Using the data below, show every line where the word "this" occurs.

(Web page and app entries)
..............................
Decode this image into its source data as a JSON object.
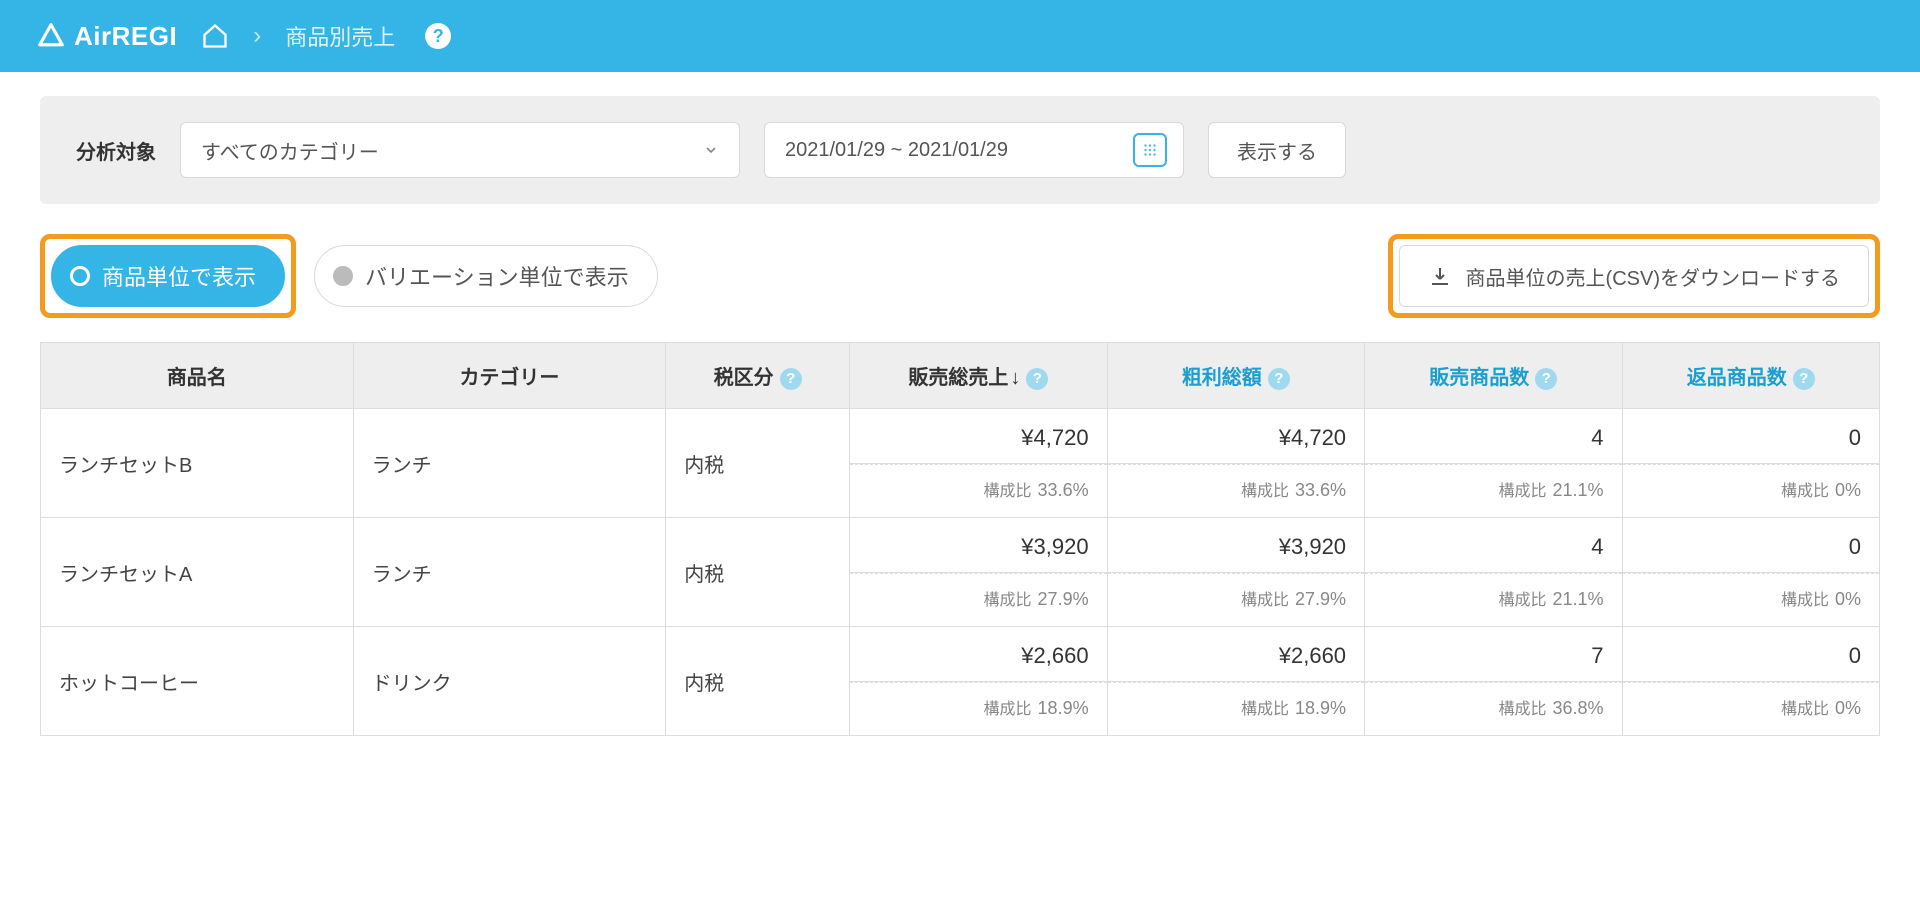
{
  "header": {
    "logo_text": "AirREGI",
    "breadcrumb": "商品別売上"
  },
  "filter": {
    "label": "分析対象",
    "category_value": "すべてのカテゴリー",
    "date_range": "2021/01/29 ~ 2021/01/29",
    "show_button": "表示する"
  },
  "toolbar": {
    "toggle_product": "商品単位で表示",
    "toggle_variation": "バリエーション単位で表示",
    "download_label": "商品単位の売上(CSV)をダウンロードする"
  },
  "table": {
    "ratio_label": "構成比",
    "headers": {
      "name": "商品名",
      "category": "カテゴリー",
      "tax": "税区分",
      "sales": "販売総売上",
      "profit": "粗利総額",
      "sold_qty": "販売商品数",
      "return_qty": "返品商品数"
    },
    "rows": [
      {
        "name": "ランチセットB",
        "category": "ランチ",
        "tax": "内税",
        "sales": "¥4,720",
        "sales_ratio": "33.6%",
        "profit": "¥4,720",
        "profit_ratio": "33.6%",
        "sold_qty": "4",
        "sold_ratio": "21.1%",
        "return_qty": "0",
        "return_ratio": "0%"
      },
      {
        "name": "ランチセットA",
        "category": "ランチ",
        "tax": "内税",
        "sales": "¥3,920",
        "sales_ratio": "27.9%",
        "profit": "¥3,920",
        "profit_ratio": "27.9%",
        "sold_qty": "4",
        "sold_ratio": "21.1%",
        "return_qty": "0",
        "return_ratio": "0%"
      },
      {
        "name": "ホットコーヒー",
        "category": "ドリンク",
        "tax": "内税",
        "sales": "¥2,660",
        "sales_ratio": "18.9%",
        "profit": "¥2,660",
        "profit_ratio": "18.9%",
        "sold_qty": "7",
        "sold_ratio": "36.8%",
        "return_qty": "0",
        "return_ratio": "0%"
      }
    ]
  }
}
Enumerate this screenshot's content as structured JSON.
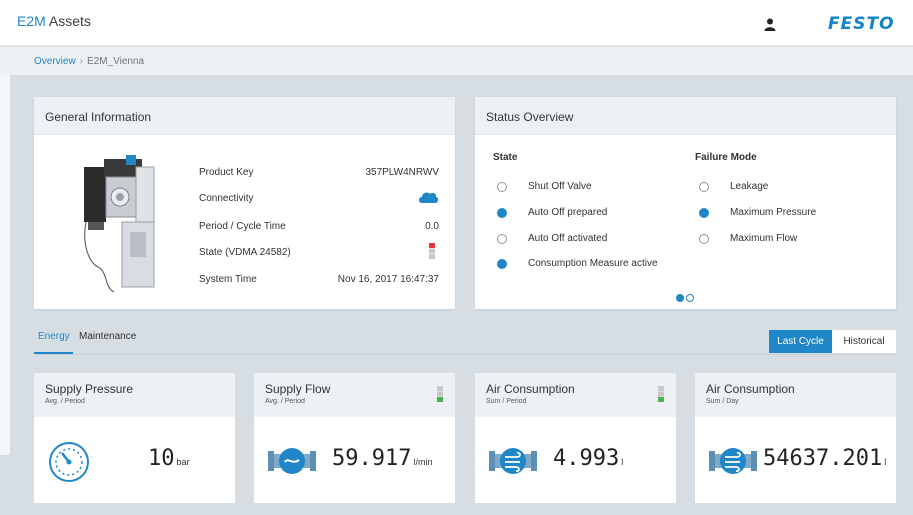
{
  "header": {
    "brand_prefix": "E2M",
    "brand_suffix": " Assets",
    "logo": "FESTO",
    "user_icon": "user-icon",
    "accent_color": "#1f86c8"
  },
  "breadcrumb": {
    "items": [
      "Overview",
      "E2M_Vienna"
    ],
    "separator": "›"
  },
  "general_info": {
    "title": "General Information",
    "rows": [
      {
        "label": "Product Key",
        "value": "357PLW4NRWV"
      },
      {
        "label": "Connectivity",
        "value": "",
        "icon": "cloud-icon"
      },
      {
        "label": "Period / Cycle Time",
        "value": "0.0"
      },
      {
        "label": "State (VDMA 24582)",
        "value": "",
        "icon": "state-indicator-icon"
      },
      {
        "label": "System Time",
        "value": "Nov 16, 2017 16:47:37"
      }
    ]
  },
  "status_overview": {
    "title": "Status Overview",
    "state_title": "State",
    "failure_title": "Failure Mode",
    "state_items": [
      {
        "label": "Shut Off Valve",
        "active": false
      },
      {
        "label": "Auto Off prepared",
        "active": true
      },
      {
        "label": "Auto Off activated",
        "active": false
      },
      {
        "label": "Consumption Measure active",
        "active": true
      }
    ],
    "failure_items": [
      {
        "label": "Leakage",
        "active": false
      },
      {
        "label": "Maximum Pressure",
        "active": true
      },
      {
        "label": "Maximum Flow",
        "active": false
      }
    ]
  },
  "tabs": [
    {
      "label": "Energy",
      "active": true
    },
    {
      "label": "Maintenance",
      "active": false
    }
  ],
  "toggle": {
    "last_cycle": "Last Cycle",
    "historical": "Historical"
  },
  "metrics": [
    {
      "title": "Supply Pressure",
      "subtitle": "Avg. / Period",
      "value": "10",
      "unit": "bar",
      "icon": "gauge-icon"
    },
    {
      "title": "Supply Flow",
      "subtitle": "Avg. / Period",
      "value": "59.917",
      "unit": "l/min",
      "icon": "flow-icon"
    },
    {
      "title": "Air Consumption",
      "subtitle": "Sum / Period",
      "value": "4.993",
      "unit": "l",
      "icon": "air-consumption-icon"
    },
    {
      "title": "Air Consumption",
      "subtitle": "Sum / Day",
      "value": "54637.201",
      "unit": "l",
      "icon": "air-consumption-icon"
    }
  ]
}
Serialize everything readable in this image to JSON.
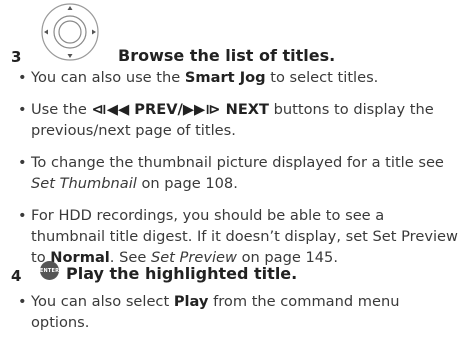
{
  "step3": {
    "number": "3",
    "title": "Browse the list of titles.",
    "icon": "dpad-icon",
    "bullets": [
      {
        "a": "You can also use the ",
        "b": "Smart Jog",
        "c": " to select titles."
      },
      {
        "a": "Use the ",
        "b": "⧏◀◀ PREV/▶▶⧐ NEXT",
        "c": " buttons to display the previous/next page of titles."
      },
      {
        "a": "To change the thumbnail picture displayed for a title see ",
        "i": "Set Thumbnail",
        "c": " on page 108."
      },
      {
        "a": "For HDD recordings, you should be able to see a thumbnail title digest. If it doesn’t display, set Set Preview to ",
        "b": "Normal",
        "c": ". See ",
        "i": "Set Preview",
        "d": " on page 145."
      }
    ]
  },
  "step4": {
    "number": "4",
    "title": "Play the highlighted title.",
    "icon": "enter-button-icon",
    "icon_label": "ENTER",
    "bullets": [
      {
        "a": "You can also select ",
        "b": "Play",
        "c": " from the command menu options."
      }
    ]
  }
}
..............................
**Answer for the task**
Decode this image into its source data as a JSON object.
Enumerate this screenshot's content as structured JSON.
Serialize everything readable in this image to JSON.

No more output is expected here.